QR codes have been around for over 25 years. A variation of the standard bar code, they were invented by Masahiro Hara of the Japanese bar code reader company Denso Wave. The “QR” stands for “quick response.” That’s because the unique design, which includes three squares in the corners to help orient the code, scans faster than traditional bar codes. The design also allows the code to hold more data (7000 characters instead of the standard barcode’s 20.) These enhancements were critical to the Japanese automotive manufacturing industry that employed scanning technology on fast-moving production lines. Anyone who’s struggled ringing up items in a self-checkout line will understand the value of a better design.

But something happened to change this logistics technology into a digital doorway. Partially that was because Denso Wave, while retaining the patent on the technology, allowed it to be used in the public domain. This was in keeping with the inventor’s wishes. Hara speculated, “I don’t dare specify what kind of people will use it. I just want to let a lot of people use the code, come up with new ways of using it with them, and put these ideas into practice. This is the way, I’d like to think, that evolutionary improvements have been made to the QR Code.” By the early 2000’s, the codes were ubiquitous in Japan, and adopted by the ISO as an international standard.

The growing use of QR codes is a result of Covid, but also of some other trends. We may have reached critical consumer awareness of how they operate, after years of appearing on consumer goods and store displays. Another reason: our phones are now ever-present. This article in Entrepreneur uses the apt phrase “habitually relevant” to describe how they are at hand at all times. So a customer at home, writing out a check for payment, is primed to scan one printed on a statement.

While younger consumers are used to QR codes because of apps that use them, like Snapchat, this is also true for older consumers (who are more likely to rely on paper statements.) An article published this year points out that while “there’s a common stereotype that Baby Boomers are technologically handicapped and close-minded,” the reality is that “…the likelihood that Baby Boomers own and use a smartphone has increased 2.5x over the past 8 years.”

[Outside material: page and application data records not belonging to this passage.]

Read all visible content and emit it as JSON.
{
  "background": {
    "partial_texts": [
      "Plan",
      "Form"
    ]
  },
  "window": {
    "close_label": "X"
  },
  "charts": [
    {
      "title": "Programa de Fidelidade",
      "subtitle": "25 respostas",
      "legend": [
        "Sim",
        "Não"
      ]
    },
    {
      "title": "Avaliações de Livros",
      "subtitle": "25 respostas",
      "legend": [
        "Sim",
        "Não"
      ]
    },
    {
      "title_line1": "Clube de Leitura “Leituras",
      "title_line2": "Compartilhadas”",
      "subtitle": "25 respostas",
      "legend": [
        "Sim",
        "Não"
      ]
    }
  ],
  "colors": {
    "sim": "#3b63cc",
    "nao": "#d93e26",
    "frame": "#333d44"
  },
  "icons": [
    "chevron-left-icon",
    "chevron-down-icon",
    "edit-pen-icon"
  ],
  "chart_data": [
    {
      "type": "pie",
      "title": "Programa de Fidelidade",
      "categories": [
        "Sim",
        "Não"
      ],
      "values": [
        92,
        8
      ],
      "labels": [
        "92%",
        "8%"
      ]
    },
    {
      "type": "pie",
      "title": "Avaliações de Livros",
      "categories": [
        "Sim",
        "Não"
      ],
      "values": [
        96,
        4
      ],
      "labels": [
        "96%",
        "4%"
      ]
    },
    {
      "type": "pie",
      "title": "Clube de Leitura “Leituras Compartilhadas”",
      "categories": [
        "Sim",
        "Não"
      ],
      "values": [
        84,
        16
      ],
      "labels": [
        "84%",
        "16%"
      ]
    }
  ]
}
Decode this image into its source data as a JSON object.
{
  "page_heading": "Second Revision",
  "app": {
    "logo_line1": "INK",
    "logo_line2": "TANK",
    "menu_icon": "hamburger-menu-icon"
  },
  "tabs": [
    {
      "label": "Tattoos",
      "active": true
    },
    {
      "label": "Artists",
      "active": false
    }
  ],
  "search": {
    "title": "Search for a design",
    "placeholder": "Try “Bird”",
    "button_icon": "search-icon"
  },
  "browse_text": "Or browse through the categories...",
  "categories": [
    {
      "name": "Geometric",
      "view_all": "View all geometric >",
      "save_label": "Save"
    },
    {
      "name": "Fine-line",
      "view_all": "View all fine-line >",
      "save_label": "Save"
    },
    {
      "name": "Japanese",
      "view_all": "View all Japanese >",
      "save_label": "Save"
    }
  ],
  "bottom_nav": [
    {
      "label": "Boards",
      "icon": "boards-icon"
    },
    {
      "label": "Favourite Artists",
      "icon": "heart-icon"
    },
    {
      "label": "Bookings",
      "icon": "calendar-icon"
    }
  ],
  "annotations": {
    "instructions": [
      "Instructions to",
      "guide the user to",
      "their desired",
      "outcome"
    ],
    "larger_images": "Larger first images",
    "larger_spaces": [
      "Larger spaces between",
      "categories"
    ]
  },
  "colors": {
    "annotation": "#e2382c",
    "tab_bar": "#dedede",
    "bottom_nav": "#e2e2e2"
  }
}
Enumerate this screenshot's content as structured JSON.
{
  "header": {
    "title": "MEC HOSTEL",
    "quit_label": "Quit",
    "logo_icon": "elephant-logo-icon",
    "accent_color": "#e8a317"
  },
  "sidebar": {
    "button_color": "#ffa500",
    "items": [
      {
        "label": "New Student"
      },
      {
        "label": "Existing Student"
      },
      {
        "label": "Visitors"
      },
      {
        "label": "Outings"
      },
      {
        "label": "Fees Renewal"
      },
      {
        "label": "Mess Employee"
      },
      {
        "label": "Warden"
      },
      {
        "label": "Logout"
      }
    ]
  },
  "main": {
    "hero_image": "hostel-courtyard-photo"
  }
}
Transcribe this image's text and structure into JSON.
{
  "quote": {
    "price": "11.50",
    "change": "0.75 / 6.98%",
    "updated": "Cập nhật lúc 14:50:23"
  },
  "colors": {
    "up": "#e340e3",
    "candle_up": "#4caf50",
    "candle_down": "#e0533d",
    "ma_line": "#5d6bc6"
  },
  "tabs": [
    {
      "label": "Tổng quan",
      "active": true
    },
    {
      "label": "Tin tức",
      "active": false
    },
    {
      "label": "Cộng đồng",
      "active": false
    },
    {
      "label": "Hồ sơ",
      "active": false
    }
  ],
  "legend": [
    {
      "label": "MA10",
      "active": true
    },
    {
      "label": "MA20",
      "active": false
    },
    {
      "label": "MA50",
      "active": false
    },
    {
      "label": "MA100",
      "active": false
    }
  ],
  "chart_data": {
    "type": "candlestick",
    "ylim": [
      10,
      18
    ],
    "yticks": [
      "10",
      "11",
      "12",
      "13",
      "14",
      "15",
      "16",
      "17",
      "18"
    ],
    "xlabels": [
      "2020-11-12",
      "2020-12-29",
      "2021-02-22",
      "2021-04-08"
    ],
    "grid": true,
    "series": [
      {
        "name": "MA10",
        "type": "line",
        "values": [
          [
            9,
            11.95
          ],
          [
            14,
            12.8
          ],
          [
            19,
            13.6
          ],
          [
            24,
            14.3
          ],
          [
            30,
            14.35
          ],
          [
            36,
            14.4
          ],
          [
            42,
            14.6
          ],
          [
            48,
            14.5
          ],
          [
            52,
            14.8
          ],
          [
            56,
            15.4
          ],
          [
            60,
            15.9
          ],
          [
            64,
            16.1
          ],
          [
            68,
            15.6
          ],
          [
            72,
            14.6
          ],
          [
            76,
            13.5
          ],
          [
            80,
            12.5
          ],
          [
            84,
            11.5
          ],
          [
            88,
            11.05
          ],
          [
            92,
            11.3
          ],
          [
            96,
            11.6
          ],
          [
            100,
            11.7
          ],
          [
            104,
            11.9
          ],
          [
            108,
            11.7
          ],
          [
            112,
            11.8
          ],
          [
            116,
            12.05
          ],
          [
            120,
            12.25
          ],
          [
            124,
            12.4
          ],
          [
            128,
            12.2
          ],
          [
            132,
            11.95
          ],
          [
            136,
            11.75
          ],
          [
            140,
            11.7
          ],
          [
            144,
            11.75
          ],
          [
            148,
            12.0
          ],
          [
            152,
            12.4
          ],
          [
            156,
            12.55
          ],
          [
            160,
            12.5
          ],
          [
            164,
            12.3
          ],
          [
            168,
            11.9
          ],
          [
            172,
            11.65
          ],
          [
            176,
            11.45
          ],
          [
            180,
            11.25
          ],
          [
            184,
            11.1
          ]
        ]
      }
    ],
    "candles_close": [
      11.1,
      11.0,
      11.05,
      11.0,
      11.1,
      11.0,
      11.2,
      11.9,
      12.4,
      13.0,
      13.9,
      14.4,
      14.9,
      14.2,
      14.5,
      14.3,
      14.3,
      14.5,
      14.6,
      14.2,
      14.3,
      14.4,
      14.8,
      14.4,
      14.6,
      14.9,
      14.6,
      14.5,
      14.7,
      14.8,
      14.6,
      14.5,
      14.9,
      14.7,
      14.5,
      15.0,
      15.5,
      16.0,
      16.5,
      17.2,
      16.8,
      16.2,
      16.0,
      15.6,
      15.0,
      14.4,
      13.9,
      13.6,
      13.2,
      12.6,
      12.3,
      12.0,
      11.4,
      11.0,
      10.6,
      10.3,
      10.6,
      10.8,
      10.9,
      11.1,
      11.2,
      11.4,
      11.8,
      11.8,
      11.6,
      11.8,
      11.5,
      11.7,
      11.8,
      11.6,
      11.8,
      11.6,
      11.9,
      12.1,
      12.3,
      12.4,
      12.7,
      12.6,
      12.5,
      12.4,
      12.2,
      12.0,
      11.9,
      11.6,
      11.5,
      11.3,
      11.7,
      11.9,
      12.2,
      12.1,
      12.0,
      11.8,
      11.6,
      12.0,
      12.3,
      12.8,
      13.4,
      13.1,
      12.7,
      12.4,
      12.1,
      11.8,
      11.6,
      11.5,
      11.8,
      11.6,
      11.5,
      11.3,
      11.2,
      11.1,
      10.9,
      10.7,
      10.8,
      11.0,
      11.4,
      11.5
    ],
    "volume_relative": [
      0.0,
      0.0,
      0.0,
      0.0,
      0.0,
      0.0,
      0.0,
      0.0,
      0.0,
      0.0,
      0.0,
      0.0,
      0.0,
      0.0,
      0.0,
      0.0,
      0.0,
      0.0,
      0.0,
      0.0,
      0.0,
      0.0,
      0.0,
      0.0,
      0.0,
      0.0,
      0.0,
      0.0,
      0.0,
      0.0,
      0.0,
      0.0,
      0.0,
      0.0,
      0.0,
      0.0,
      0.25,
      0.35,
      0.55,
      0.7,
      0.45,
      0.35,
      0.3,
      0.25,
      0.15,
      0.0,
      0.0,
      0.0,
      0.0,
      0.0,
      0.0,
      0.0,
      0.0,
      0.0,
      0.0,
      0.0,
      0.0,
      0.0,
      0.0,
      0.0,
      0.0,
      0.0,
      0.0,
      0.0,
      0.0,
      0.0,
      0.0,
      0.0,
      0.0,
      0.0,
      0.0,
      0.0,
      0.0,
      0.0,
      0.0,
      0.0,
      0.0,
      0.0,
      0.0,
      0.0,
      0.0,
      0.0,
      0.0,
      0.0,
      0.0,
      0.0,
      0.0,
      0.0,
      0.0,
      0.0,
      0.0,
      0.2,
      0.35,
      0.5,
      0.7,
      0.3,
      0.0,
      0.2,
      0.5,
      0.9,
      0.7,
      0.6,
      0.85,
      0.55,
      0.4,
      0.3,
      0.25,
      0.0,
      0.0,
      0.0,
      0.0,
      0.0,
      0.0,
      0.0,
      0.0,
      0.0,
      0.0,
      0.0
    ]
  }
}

A QR Code Future

This article describes the future of the QR code as a portal to a fully digitalized world. “The reality is that our lives are increasingly experienced and mediated through the lens of a camera…. When viewed through a camera, QR codes make everything purchasable — instantly — collapsing the space between impulse and action.”

Or, to put it more pragmatically, the QR code can be a door to an onboarding experience for your customers. A quick inventory of my (way too many) printed statements shows that only about a quarter of them include a QR code. They all should have one. A QR code on your statements can encourage customers to:

  • Sign up for eDelivery
  • Download your company app
  • See new product offers and services
  • Watch a product video


In all, they can help you drive engagement. And the best part is that a UTM code can be embedded in the QR code that allows you to track its usage. It’s important to remember, however, that a QR code is not a panacea or substitute for customer experience. You likely only get one chance to convert a customer to paperless. As the old adage goes, you can lead a horse to water, but you can’t make it drink. The same is true of customers – while a QR code may lead them to your digital watering hole, the experience they receive when they scan the code needs to be seamless and simple.

The DataOceans’ Oceanus CCM solution helps companies like yours improve engagement and save costs by moving customers off of printed statements. Read our case study on a client which attained a 60% increase in statement eDelivery.